INPUT RECORDS below:

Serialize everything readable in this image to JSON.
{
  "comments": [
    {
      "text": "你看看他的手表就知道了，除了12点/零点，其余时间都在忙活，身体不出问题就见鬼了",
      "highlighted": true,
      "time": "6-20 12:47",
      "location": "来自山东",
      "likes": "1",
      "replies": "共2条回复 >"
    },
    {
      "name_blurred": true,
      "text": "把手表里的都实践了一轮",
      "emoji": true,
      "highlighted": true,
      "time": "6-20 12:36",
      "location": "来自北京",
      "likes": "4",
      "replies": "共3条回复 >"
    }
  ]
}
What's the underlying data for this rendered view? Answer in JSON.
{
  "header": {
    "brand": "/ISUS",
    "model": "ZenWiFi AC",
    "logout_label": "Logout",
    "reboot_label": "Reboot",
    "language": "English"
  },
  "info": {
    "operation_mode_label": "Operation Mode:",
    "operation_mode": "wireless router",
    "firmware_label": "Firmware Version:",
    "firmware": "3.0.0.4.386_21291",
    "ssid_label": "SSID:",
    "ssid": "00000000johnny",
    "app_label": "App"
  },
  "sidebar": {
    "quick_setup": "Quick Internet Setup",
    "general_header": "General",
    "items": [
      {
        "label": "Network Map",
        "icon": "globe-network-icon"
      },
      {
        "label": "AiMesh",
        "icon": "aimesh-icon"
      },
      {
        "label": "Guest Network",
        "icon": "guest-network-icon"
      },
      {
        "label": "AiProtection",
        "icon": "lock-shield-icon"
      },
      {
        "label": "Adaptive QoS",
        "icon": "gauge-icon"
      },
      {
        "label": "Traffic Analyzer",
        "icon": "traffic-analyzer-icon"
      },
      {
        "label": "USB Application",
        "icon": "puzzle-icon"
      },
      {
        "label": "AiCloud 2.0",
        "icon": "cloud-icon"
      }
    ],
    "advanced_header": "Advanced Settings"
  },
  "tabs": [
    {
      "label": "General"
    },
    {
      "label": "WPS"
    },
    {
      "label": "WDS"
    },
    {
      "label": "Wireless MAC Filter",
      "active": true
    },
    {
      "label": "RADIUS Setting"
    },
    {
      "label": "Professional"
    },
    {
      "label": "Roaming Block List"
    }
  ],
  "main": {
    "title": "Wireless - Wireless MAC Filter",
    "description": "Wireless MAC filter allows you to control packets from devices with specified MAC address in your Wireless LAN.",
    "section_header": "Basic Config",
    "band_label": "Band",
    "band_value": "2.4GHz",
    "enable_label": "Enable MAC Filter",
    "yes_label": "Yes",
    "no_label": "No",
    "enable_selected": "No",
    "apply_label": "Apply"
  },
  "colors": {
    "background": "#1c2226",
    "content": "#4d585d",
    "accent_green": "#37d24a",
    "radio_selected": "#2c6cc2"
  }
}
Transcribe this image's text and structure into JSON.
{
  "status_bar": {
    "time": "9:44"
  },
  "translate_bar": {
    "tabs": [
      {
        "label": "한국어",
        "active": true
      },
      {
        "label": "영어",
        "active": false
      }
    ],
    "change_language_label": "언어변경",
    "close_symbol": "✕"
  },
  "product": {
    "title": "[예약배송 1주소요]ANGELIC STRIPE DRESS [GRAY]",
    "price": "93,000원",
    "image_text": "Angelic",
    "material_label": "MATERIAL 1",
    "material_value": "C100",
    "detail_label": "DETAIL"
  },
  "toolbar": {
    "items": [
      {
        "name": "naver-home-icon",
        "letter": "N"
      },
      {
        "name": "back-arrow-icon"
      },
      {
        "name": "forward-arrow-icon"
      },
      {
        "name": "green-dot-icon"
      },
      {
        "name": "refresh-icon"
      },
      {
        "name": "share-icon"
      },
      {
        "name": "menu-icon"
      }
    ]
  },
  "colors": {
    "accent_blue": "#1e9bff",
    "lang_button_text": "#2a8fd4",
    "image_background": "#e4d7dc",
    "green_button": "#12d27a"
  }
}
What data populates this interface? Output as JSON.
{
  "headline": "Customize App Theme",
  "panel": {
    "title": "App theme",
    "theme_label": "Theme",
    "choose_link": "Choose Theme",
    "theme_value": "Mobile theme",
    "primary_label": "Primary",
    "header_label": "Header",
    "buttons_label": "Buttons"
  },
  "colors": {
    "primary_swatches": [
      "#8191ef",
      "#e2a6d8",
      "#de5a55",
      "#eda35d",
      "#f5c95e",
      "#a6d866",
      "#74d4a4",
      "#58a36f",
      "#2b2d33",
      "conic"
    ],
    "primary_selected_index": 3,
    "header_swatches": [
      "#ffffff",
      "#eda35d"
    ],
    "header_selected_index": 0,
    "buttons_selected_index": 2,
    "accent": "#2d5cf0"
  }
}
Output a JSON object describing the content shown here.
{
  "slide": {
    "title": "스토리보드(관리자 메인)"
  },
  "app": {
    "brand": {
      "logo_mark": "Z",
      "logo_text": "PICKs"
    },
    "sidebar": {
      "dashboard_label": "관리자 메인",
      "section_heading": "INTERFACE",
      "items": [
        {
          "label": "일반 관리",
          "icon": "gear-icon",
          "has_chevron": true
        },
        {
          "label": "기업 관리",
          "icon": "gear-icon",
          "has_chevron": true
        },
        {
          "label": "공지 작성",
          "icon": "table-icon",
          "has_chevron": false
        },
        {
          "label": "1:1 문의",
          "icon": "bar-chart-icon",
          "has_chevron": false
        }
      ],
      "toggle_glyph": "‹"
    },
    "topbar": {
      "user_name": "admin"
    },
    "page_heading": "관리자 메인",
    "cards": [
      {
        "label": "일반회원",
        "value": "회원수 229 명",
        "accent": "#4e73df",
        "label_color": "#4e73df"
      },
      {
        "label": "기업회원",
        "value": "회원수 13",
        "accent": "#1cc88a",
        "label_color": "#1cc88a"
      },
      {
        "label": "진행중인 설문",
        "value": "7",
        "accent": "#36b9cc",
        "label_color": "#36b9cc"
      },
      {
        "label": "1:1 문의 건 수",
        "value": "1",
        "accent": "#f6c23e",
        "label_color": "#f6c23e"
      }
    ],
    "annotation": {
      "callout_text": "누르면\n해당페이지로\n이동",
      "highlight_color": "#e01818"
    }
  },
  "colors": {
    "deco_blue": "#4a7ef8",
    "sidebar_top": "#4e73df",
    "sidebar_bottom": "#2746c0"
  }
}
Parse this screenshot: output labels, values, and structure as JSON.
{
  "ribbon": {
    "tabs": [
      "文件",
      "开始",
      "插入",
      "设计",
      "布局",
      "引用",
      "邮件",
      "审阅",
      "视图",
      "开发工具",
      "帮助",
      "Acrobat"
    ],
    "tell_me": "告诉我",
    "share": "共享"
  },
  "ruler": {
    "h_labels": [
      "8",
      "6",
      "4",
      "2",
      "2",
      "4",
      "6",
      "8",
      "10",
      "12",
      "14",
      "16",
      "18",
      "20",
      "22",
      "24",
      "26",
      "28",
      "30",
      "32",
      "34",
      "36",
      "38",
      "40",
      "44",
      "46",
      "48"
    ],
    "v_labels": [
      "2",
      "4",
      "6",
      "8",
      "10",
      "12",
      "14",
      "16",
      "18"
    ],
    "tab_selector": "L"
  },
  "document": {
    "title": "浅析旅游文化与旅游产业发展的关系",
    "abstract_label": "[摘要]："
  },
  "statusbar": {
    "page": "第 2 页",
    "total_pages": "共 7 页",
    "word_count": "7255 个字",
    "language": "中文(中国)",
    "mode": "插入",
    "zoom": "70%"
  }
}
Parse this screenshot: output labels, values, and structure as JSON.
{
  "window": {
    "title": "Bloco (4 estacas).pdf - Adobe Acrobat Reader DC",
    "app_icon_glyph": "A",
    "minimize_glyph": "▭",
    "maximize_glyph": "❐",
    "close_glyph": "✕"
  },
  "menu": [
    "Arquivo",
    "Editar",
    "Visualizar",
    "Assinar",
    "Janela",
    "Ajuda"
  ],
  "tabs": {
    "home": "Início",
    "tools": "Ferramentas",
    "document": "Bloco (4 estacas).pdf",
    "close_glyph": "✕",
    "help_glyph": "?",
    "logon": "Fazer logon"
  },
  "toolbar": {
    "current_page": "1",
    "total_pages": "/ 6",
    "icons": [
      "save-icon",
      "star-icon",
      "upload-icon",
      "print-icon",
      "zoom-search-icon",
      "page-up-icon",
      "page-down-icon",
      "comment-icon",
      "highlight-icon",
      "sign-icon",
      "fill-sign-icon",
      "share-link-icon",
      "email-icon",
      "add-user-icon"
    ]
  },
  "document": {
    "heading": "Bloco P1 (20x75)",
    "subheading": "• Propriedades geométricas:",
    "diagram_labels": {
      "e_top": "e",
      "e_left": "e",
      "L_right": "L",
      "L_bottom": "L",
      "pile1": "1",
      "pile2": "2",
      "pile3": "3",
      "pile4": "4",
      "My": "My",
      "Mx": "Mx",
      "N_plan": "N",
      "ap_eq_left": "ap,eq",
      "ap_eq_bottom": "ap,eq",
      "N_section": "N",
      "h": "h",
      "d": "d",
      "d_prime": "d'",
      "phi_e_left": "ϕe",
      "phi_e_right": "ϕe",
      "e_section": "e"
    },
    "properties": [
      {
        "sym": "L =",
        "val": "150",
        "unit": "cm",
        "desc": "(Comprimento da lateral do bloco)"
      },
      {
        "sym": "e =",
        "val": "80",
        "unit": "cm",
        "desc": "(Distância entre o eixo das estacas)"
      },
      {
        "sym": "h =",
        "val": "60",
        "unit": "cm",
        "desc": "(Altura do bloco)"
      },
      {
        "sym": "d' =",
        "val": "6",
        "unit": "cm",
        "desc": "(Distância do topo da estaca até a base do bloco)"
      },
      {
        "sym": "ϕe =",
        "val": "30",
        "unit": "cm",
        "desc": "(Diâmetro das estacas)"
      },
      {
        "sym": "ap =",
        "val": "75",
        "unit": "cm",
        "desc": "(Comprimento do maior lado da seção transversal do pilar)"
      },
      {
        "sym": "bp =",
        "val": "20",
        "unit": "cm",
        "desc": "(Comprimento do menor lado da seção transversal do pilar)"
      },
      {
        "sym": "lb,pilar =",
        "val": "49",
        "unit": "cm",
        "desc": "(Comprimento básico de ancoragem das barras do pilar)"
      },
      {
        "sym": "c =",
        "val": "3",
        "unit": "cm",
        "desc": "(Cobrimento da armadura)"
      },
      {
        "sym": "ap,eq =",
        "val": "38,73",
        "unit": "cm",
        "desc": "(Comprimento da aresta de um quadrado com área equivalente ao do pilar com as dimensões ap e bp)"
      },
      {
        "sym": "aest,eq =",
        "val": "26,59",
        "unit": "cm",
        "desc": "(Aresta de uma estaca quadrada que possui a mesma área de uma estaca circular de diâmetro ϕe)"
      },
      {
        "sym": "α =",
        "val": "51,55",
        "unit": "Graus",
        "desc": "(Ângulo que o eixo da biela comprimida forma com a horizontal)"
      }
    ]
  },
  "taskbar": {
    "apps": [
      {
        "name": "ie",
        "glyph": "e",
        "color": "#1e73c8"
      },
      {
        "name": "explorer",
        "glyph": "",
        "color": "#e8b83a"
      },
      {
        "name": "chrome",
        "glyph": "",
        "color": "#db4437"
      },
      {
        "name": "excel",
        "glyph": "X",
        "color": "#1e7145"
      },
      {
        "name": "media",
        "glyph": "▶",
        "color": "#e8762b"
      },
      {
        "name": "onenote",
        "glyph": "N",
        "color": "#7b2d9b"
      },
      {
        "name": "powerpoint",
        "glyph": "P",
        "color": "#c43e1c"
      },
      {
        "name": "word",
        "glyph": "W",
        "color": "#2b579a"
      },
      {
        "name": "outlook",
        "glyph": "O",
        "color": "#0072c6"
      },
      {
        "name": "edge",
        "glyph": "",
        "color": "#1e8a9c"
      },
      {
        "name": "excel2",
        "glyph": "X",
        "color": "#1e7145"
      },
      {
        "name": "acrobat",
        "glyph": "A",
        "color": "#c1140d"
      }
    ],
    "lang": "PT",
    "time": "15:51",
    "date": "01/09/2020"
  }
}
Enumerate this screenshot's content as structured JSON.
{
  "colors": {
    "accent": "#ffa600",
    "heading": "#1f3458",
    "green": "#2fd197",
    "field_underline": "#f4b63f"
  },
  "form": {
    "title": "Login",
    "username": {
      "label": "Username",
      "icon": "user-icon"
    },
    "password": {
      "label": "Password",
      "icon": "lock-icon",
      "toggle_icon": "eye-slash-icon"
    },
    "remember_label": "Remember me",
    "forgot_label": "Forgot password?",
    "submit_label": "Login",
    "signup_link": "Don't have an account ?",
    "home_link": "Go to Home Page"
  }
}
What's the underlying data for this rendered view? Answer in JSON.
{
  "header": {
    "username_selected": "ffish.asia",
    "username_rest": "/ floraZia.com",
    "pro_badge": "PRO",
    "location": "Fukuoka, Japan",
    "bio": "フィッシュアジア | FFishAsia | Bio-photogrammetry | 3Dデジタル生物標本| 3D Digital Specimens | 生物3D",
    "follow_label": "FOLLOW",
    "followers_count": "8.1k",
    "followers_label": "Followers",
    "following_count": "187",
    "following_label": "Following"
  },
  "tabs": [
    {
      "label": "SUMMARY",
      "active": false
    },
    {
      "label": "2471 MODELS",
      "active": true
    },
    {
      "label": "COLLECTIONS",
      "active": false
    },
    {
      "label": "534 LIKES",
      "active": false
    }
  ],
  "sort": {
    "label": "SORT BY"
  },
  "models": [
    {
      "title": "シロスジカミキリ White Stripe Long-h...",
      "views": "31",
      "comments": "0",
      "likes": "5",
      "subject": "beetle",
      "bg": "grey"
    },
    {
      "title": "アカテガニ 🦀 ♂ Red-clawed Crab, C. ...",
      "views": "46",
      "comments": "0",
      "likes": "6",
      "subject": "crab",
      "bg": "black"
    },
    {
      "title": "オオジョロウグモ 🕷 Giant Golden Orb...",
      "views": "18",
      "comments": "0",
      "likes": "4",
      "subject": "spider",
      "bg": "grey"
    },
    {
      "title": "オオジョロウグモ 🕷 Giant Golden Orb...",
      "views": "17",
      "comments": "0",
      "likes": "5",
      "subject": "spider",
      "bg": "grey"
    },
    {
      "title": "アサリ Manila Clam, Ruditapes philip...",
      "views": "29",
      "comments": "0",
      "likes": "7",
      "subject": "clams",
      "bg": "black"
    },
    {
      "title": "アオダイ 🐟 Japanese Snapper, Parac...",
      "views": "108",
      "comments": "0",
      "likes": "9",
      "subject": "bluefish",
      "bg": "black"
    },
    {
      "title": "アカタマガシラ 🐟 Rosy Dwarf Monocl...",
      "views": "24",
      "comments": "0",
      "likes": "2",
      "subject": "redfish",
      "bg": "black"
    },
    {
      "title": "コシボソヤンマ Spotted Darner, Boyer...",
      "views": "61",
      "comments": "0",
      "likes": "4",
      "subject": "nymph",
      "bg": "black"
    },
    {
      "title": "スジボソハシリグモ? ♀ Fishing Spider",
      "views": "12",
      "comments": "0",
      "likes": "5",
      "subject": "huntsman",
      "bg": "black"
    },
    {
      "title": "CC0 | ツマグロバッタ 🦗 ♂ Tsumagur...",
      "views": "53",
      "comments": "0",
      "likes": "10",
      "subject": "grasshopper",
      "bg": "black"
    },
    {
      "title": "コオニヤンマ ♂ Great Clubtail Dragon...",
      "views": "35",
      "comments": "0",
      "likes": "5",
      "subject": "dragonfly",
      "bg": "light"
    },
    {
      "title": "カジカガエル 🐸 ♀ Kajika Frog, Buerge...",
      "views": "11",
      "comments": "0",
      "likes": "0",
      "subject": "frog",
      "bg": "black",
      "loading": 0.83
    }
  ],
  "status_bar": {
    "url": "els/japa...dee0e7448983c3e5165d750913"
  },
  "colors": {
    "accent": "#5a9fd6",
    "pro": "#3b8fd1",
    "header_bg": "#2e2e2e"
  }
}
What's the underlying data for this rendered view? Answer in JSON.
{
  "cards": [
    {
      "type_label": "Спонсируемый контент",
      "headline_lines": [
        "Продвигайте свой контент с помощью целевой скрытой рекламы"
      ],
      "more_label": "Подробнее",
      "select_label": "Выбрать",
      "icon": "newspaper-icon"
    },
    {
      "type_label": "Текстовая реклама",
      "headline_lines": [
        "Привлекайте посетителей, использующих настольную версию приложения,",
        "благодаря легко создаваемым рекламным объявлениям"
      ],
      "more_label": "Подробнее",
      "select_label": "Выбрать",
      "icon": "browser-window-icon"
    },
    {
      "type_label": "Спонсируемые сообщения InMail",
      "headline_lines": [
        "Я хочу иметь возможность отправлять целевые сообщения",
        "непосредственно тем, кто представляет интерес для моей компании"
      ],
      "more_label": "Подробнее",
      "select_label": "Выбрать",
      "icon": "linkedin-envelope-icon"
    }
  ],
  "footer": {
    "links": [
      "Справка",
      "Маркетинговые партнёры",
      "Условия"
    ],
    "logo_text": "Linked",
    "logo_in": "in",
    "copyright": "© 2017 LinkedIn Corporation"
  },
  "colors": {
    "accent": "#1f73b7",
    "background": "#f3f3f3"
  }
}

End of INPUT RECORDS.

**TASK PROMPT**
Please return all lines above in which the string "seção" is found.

**TASK RESULT**
        "desc": "(Comprimento do maior lado da seção transversal do pilar)"
        "desc": "(Comprimento do menor lado da seção transversal do pilar)"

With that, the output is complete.